consider Low salaries for childcare staff“It is impossible to add any type of loan,” Rogers said.Therefore, in order to reduce the cost of students, the United States agreed to match the lower tuition fees charged by Trinity, and these institutions Clark Foundation, Supporting non-profit organizations in Washington

In order to accommodate full-time students, the university considers how to allow courses to be completed in the evenings and weekends.

“The reason we decided to launch CDA was accessibility,” Holcomb-McCoy said. “It’s interactive, but students can do it at their own pace. They can do it anywhere and on their mobile phones.”

Other obstacles may be psychological rather than logistical. The deans said that even with professional experience, students may need to increase their confidence to start or return to higher education.

“Some students will come back after leaving school for a while. They will overcome the intimidation of the whole university’things’,” Holcomb-McCoy said. “We have included budget coaches, consultants and support networks into the available range of students to help them overcome some obstacles.”

LiBetti says that one of the most important components of university collaboration is that they agree to respect each other’s courses.

LiBetti explains, “Usually you cannot transfer credits between two different higher education institutions”. “The fact that Trinity and American deliberately built it this way is very, very thoughtful.”

Powell, a Trinity student, has a lot of balance in her curriculum: she is a full-time author, mother, adoptive parent, and wife.

“Finding time for real classes and finding time for homework is definitely a challenge,” she admitted.

However, Powell said that the city support program and Trinity College accommodation allowed her to go to university.She is studying for a degree DC scholarships for working early childhood educators, called TEACH, Or teacher education and compensation assistance. She attends classes on the same large community center campus as her preschool.

“Most of the time going to class just means going through the parking lot,” Powell explained. “I don’t really need to adjust my work schedule. I don’t have to go crazy from one side of town to the other. Most classes are from 6 to 9 pm, so even if I have to go home, I have time to go back. Home, go back to where I need to go.”

Teacher and child
Provided by Martha’s table.

‘Slow burning fire’

With the current partnership, Trinity and American are looking for students.

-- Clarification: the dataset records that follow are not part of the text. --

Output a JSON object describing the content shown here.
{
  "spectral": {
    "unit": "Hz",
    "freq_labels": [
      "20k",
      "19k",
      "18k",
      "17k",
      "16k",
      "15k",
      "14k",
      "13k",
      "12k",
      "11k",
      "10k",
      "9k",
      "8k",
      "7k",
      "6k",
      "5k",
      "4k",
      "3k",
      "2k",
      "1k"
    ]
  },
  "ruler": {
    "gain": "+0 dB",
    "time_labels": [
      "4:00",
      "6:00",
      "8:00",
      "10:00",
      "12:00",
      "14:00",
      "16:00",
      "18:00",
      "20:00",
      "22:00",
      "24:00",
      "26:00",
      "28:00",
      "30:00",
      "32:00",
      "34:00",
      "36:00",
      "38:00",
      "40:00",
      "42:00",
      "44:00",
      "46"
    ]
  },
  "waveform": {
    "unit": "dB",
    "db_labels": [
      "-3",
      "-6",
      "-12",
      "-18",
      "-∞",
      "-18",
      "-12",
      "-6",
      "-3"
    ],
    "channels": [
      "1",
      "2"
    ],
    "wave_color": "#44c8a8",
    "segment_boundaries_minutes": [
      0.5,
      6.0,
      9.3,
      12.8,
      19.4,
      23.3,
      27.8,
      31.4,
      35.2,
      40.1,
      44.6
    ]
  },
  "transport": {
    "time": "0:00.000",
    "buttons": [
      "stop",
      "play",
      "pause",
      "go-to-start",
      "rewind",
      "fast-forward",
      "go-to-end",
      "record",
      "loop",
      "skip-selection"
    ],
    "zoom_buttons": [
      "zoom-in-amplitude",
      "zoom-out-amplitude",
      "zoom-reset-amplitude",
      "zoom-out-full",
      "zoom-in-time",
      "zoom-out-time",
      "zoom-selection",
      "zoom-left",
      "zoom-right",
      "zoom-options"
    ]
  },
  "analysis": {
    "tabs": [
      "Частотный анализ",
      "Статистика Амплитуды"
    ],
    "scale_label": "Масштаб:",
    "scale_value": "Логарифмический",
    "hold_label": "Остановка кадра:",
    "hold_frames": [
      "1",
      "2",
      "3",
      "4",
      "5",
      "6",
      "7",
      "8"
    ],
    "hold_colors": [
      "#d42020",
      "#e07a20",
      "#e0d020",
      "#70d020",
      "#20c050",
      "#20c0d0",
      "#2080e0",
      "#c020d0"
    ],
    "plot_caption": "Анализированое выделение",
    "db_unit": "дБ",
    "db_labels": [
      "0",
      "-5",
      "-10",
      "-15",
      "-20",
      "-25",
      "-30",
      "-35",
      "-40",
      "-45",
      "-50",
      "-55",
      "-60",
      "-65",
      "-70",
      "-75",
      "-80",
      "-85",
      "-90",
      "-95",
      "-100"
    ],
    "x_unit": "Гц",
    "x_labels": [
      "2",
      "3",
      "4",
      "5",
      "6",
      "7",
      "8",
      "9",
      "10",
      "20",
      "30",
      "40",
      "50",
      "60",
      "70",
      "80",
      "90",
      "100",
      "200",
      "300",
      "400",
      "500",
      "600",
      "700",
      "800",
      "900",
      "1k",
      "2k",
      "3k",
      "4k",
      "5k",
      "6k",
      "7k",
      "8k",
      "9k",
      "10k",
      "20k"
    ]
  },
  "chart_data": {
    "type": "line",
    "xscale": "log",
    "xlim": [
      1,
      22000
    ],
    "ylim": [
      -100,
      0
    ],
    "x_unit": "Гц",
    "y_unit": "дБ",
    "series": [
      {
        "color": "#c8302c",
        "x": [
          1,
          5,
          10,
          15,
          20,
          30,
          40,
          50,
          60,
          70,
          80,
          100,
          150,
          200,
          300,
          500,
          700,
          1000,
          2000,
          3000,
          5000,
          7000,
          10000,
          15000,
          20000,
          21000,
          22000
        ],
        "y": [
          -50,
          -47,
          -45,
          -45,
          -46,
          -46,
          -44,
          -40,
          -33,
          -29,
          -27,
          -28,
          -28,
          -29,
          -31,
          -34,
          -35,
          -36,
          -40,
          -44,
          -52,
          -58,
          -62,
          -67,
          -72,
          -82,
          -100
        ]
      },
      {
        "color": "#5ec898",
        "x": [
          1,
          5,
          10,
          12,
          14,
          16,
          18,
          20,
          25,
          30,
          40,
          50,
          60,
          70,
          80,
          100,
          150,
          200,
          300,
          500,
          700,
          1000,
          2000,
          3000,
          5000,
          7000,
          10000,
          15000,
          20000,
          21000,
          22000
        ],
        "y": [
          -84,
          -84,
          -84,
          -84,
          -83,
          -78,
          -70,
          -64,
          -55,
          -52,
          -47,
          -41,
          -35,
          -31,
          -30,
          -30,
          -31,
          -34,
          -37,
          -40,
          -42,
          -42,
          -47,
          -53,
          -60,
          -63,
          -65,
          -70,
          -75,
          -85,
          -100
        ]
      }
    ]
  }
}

They have started to promote, adding their courses to the city’s official list of higher education providers, and advocating More financial support At the city council meeting. However, the deans believe that “organic” marketing will be their most successful strategy.

“Once this is really established, word of mouth will be huge,” Rogers said. “It will start a slow-burning fire, and I hope it will take off.”

The students they are looking for will not necessarily stand out in Trinity. Trinity mainly recruits Women of color, many of whom are low-income earners, from Washington, DC But Holcomb-McCoy said that recruiting child workers from the area would be a “pendulum swing” for the American population.

The university’s school of education tends to recruit young white women from all over the country, many of whom pay close to $50,000 for degrees. In contrast, Early Workforce in Washington, D.C. One in eight Latinos and more than half of blacks, and more than 70% of workers are over 30 years old.

Holcomb-McCoy said: “We are very concerned about ensuring that we have a enthusiastic community,” adding that American faculty and staff have recently committed to becoming An anti-racism learning community“We now see this as part of our mission and vision: to create opportunities for all people to succeed in life.”

Ten years later, if this mission is successful and this vision becomes a reality, the deans stated that every place in Washington, D.C. will provide high-quality early education, and there will be more people of color serving as primary preschool teachers. There will be more children ready to thrive in kindergarten.

“I hope the work we do will have a long-term impact on the city,” Holcomb McCoy said.

She added that if more Washington universities want to put aside the competition and join the effort, then the invitation is public—”it’s not necessarily just us.”

Source link